After the March and April 2022 meetings, FCPS held IEP meetings. Based on the above, FCPS proposed IEP for the 2021-22 school year (which it refused to provide to Parent until day after student graduated) failed to provide FAPE. It was not developed with parent participation.
When Parent complained to VDOE in 2022, FCPS’s Samantha Tolan submitted an affidavit trashing parent, calling Parent difficult and the reason meetings had to be drawn out. Yet, Parent was simply fighting for the Parent’s right under IDEA and implementing state regulations to be a full, deciding member of the eligibility and IEP teams. VDOE found FCPS in compliance regarding Student’s eligibility, even though Parent and Student didn’t participate as members and Carolyn Edner and Samantha Tolan, and the two others who followed them, ignored the four members of the team who were the only ones who had either worked with Student and/or had the credentials to interpret the evaluations.
Parent filed the above information, based on FCPS refusing Parent input and VDOE stated that it had already found FCPS in compliance regarding eligibility and the complaint was time barred.
And yet . . . VDOE knew all of the above when it incorrectly found FCPS in compliance per eligibility (and ignored the medical doctor, neurologist, school psychologist, school counselor, two teachers, and Parent and Student, who all said Student needs services).

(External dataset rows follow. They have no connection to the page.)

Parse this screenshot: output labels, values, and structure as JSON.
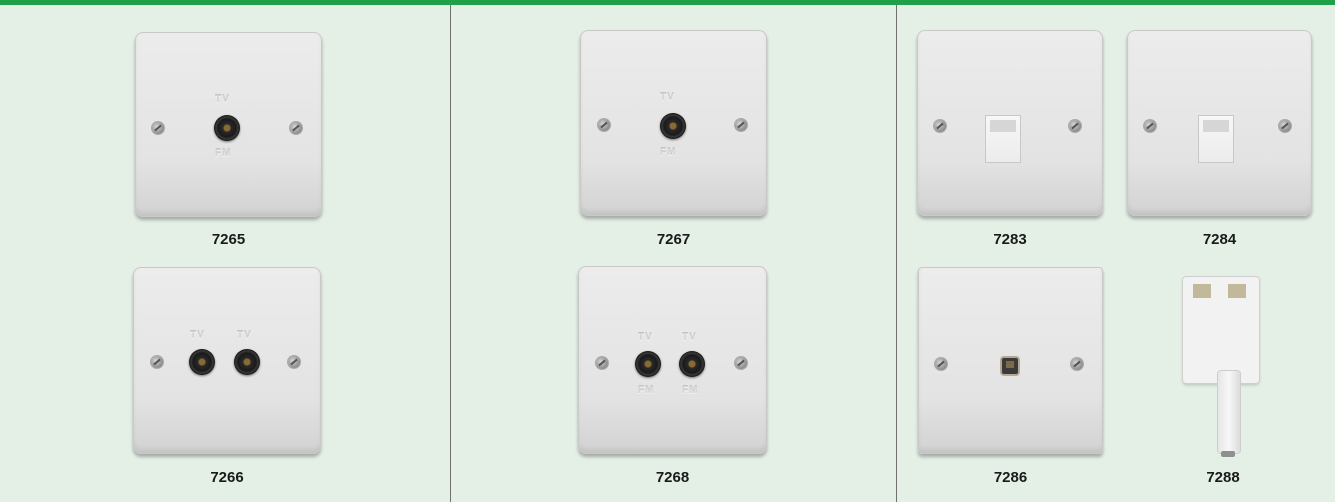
{
  "products": [
    {
      "code": "7265",
      "type": "single-coax-outlet",
      "labels": [
        "TV",
        "FM"
      ]
    },
    {
      "code": "7267",
      "type": "single-coax-outlet",
      "labels": [
        "TV",
        "FM"
      ]
    },
    {
      "code": "7283",
      "type": "data-outlet-rj45"
    },
    {
      "code": "7284",
      "type": "data-outlet-rj45"
    },
    {
      "code": "7266",
      "type": "twin-coax-outlet",
      "labels": [
        "TV",
        "TV"
      ]
    },
    {
      "code": "7268",
      "type": "twin-coax-outlet",
      "labels": [
        "TV",
        "TV",
        "FM",
        "FM"
      ]
    },
    {
      "code": "7286",
      "type": "telephone-outlet-rj11"
    },
    {
      "code": "7288",
      "type": "plug-adapter"
    }
  ],
  "colors": {
    "accent": "#1fa04a",
    "background": "#e4efe6",
    "divider": "#6f6f6f"
  }
}
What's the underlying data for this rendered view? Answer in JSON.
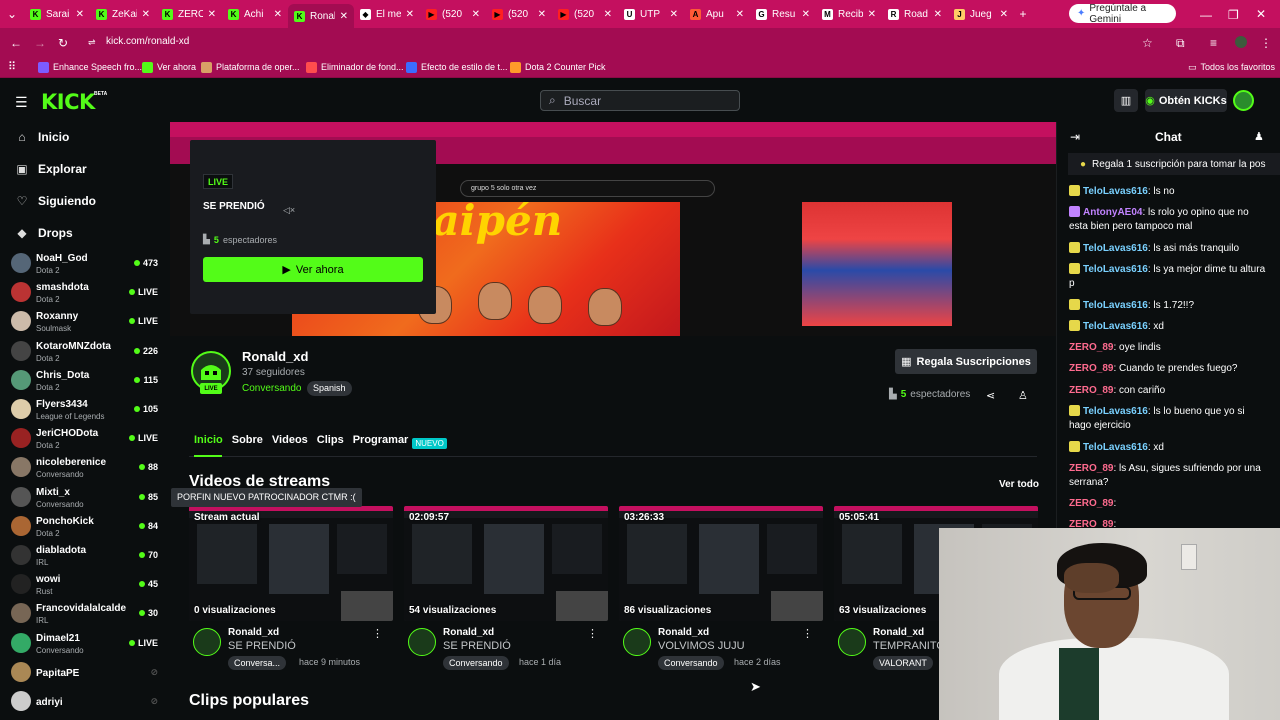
{
  "browser": {
    "tabs": [
      {
        "label": "Sarai",
        "color": "#53fc18",
        "icon": "K"
      },
      {
        "label": "ZeKai",
        "color": "#53fc18",
        "icon": "K"
      },
      {
        "label": "ZERO",
        "color": "#53fc18",
        "icon": "K"
      },
      {
        "label": "Achi",
        "color": "#53fc18",
        "icon": "K"
      },
      {
        "label": "Ronal",
        "color": "#53fc18",
        "icon": "K",
        "active": true
      },
      {
        "label": "El me",
        "color": "#ffffff",
        "icon": "◆"
      },
      {
        "label": "(520",
        "color": "#ff2020",
        "icon": "▶"
      },
      {
        "label": "(520",
        "color": "#ff2020",
        "icon": "▶"
      },
      {
        "label": "(520",
        "color": "#ff2020",
        "icon": "▶"
      },
      {
        "label": "UTP",
        "color": "#ffffff",
        "icon": "U"
      },
      {
        "label": "Apu",
        "color": "#ff5a36",
        "icon": "A"
      },
      {
        "label": "Resu",
        "color": "#ffffff",
        "icon": "G"
      },
      {
        "label": "Recib",
        "color": "#ffffff",
        "icon": "M"
      },
      {
        "label": "Road",
        "color": "#ffffff",
        "icon": "R"
      },
      {
        "label": "Jueg",
        "color": "#ffcc66",
        "icon": "J"
      }
    ],
    "gemini_label": "Pregúntale a Gemini",
    "url": "kick.com/ronald-xd",
    "bookmarks": [
      {
        "label": "Enhance Speech fro...",
        "color": "#7c5cff"
      },
      {
        "label": "Ver ahora",
        "color": "#53fc18"
      },
      {
        "label": "Plataforma de oper...",
        "color": "#d9a066"
      },
      {
        "label": "Eliminador de fond...",
        "color": "#ff4d4d"
      },
      {
        "label": "Efecto de estilo de t...",
        "color": "#3b6cff"
      },
      {
        "label": "Dota 2 Counter Pick",
        "color": "#ff9a2a"
      }
    ],
    "all_favorites": "Todos los favoritos"
  },
  "header": {
    "logo": "KICK",
    "beta": "BETA",
    "search_placeholder": "Buscar",
    "kicks_label": "Obtén KICKs"
  },
  "nav": [
    {
      "label": "Inicio",
      "icon": "⌂"
    },
    {
      "label": "Explorar",
      "icon": "▣"
    },
    {
      "label": "Siguiendo",
      "icon": "♡"
    },
    {
      "label": "Drops",
      "icon": "◆"
    }
  ],
  "channels": [
    {
      "name": "NoaH_God",
      "cat": "Dota 2",
      "val": "473",
      "color": "#556677"
    },
    {
      "name": "smashdota",
      "cat": "Dota 2",
      "val": "LIVE",
      "color": "#b33"
    },
    {
      "name": "Roxanny",
      "cat": "Soulmask",
      "val": "LIVE",
      "color": "#cba"
    },
    {
      "name": "KotaroMNZdota",
      "cat": "Dota 2",
      "val": "226",
      "color": "#444"
    },
    {
      "name": "Chris_Dota",
      "cat": "Dota 2",
      "val": "115",
      "color": "#597"
    },
    {
      "name": "Flyers3434",
      "cat": "League of Legends",
      "val": "105",
      "color": "#dca"
    },
    {
      "name": "JeriCHODota",
      "cat": "Dota 2",
      "val": "LIVE",
      "color": "#922"
    },
    {
      "name": "nicoleberenice",
      "cat": "Conversando",
      "val": "88",
      "color": "#876"
    },
    {
      "name": "Mixti_x",
      "cat": "Conversando",
      "val": "85",
      "color": "#555"
    },
    {
      "name": "PonchoKick",
      "cat": "Dota 2",
      "val": "84",
      "color": "#a63"
    },
    {
      "name": "diabladota",
      "cat": "IRL",
      "val": "70",
      "color": "#333"
    },
    {
      "name": "wowi",
      "cat": "Rust",
      "val": "45",
      "color": "#222"
    },
    {
      "name": "Francovidalalcalde",
      "cat": "IRL",
      "val": "30",
      "color": "#765"
    },
    {
      "name": "Dimael21",
      "cat": "Conversando",
      "val": "LIVE",
      "color": "#3a6"
    },
    {
      "name": "PapitaPE",
      "cat": "",
      "val": "",
      "color": "#a85"
    },
    {
      "name": "adriyi",
      "cat": "",
      "val": "",
      "color": "#ccc"
    }
  ],
  "player": {
    "live": "LIVE",
    "title": "SE PRENDIÓ",
    "viewers_num": "5",
    "viewers_label": "espectadores",
    "watch_now": "Ver ahora",
    "inner_search": "grupo 5 solo otra vez"
  },
  "channel": {
    "name": "Ronald_xd",
    "followers": "37 seguidores",
    "category": "Conversando",
    "language": "Spanish",
    "live_pill": "LIVE",
    "subs_button": "Regala Suscripciones",
    "viewers_num": "5",
    "viewers_label": "espectadores"
  },
  "tabs": [
    {
      "label": "Inicio",
      "active": true
    },
    {
      "label": "Sobre"
    },
    {
      "label": "Videos"
    },
    {
      "label": "Clips"
    },
    {
      "label": "Programar"
    }
  ],
  "new_badge": "NUEVO",
  "videos_section": "Videos de streams",
  "see_all": "Ver todo",
  "tooltip": "PORFIN NUEVO PATROCINADOR CTMR :(",
  "videos": [
    {
      "duration": "Stream actual",
      "views": "0 visualizaciones",
      "author": "Ronald_xd",
      "title": "SE PRENDIÓ",
      "cat": "Conversa...",
      "date": "hace 9 minutos"
    },
    {
      "duration": "02:09:57",
      "views": "54 visualizaciones",
      "author": "Ronald_xd",
      "title": "SE PRENDIÓ",
      "cat": "Conversando",
      "date": "hace 1 día"
    },
    {
      "duration": "03:26:33",
      "views": "86 visualizaciones",
      "author": "Ronald_xd",
      "title": "VOLVIMOS JUJU",
      "cat": "Conversando",
      "date": "hace 2 días"
    },
    {
      "duration": "05:05:41",
      "views": "63 visualizaciones",
      "author": "Ronald_xd",
      "title": "TEMPRANITO",
      "cat": "VALORANT",
      "date": ""
    }
  ],
  "clips_section": "Clips populares",
  "chat": {
    "title": "Chat",
    "pinned": "Regala 1 suscripción para tomar la pos",
    "messages": [
      {
        "user": "TeloLavas616",
        "text": "ls no",
        "cls": "u1",
        "badge": "#e6d84a"
      },
      {
        "user": "AntonyAE04",
        "text": "ls rolo yo opino que no esta bien pero tampoco mal",
        "cls": "u3",
        "badge": "#c183ff"
      },
      {
        "user": "TeloLavas616",
        "text": "ls asi más tranquilo",
        "cls": "u1",
        "badge": "#e6d84a"
      },
      {
        "user": "TeloLavas616",
        "text": "ls ya mejor dime tu altura p",
        "cls": "u1",
        "badge": "#e6d84a"
      },
      {
        "user": "TeloLavas616",
        "text": "ls 1.72!!?",
        "cls": "u1",
        "badge": "#e6d84a"
      },
      {
        "user": "TeloLavas616",
        "text": "xd",
        "cls": "u1",
        "badge": "#e6d84a"
      },
      {
        "user": "ZERO_89",
        "text": "oye lindis",
        "cls": "u2",
        "badge": ""
      },
      {
        "user": "ZERO_89",
        "text": "Cuando te prendes fuego?",
        "cls": "u2",
        "badge": ""
      },
      {
        "user": "ZERO_89",
        "text": "con cariño",
        "cls": "u2",
        "badge": ""
      },
      {
        "user": "TeloLavas616",
        "text": "ls lo bueno que yo si hago ejercicio",
        "cls": "u1",
        "badge": "#e6d84a"
      },
      {
        "user": "TeloLavas616",
        "text": "xd",
        "cls": "u1",
        "badge": "#e6d84a"
      },
      {
        "user": "ZERO_89",
        "text": "ls Asu, sigues sufriendo por una serrana?",
        "cls": "u2",
        "badge": ""
      },
      {
        "user": "ZERO_89",
        "text": "",
        "cls": "u2",
        "badge": ""
      },
      {
        "user": "ZERO_89",
        "text": "",
        "cls": "u2",
        "badge": ""
      }
    ]
  }
}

Parent reminded VDOE that the systemic complaint based on the above was related to parent participation, not eligibility, and that systemic violations aren’t isolated to one date, hence Carolyn Edner making statements of FCPS’s practices applies to more than one eligibility meeting. Parents in FCPS have been experiencing this for years. It just happens that Carolyn finally admitted the practice while a recorder was rolling.
In addition, Parent reminded VDOE that the IEP that followed this eligibility meeting was based on numerous eligibility and IEP meetings during which Parent and Student were denied rights under IDEA and state implementing regs, hence VDOE must consider denial of FAPE.
To date, VDOE refuses to take action, instead allowing the noncompliance to stand.
“Carolyn’s regulations”. That was epic!
Sounds to me like Carolyn is merely following the teachings of VDOE. And VDOE has taught its PSL’s to play word games.
It all comes down to one thing: reducing liability.
Kids can’t run on the playgrounds because they might bump into each other and a parent sue, Can’t have slides or diving boards at public pools . . .
By denying services it reduces liability.
It reduces money, too. FCPS is in trouble with Office for Civil Rights and was forced to meet with the families of its @28,000 IEP/504 students by end of June 2023 to address comp ed/reimbursement/etc. That costs money and time. FCPS has the money. It simply puts a lot into pockets of lawyers to reactively fight parents rather than proactively invest in educators and students to meet their needs (which should in turn limit legal fees).